Research has been published which indicates that the cardiovascular health of some inactive teenagers is akin to that of a 60-year-old.
The Irish Times claim that teenagers are neglecting their fitness in the build-up to the Leaving Certificate exams.
Prof Niall Moyna of Dublin City University (DCU) has stated that fitness levels of certain Irish secondary school students have been diminishing hugely from the age of 15 onwards, more specifically among girls.
Teenagers who are inactive have been discovered to have significantly more plaque on their artery walls, and researchers are calling for parents to ask PE teachers about their child's fitness.
PE teachers are also saying that their roles aren't being taken with the seriousness which they deserve. Irish Life Health’s annual fitness challenge gathered the findings through school fitness testing.
The project was overseen by Professor Moyna, who stated that the results are a “wake-up call” for parents, schools, students and policy-makers.

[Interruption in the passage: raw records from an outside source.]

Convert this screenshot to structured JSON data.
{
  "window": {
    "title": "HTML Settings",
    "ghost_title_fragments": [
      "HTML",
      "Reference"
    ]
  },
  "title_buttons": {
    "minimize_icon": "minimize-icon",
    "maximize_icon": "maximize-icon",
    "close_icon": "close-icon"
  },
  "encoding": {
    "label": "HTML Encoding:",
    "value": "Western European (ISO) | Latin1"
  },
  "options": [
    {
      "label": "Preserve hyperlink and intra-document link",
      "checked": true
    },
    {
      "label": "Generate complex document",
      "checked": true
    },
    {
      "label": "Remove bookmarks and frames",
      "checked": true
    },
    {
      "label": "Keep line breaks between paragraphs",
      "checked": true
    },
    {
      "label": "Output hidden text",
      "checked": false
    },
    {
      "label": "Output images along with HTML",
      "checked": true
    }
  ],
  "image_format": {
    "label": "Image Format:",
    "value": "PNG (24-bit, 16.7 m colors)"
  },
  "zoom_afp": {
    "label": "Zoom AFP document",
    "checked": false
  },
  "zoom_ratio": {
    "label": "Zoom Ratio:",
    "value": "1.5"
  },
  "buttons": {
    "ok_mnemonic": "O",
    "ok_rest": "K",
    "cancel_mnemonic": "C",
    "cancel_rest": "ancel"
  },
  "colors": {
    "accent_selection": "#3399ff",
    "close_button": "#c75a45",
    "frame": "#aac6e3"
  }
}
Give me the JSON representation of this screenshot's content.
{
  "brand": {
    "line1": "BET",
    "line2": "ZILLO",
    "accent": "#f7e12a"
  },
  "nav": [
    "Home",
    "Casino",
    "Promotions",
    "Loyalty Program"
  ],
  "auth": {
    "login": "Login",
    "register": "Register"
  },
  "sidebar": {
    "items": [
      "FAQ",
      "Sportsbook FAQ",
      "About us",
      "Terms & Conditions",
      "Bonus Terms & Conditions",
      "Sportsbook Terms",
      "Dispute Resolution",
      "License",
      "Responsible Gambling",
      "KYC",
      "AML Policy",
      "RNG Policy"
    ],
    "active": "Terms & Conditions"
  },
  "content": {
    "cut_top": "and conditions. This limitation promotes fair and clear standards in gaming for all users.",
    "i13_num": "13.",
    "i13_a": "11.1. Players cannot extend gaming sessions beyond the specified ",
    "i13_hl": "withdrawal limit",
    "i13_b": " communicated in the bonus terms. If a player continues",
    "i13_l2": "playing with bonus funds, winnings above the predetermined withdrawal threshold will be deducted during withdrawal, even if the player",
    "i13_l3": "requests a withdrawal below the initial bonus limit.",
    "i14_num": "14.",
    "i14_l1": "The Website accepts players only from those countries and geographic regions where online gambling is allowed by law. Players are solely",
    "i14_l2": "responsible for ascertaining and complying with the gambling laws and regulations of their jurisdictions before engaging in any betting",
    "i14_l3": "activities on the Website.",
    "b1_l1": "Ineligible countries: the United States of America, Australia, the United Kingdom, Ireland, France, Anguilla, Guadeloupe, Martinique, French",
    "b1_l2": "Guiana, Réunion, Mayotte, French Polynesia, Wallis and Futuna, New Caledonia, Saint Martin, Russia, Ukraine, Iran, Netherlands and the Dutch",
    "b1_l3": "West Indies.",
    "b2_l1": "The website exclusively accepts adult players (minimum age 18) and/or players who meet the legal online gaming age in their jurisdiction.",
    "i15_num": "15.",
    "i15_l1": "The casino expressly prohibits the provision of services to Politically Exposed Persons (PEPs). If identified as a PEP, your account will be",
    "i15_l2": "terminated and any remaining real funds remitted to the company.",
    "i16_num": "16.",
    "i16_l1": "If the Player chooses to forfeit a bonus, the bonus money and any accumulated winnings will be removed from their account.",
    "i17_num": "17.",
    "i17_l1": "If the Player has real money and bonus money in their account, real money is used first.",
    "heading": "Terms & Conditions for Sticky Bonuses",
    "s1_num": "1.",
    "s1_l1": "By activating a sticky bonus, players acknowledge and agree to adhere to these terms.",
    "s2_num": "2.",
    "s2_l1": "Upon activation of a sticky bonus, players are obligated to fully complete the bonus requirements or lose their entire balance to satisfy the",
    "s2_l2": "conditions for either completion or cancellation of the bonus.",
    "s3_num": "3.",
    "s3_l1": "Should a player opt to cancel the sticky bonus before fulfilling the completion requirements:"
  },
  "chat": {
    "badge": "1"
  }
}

The lead-up to the Leaving Certificate exams, undertaken in sixth year of secondary school, appears to be the age where pupils are becoming far more inactive.
Professor Moyna has now said that this raises the risk factors for a range of future chronic diseases such as heart conditions and diabetes.
“Considering the importance of this, why are we not doing more about it? How often are parents asking their PE teacher about their child’s fitness?" he said.
Research shows that small steps through a six-week activity programme can massively improve fitness levels by roughly 10 percent. The introduction of PE as a Leaving Cert subject this year was a much-needed step.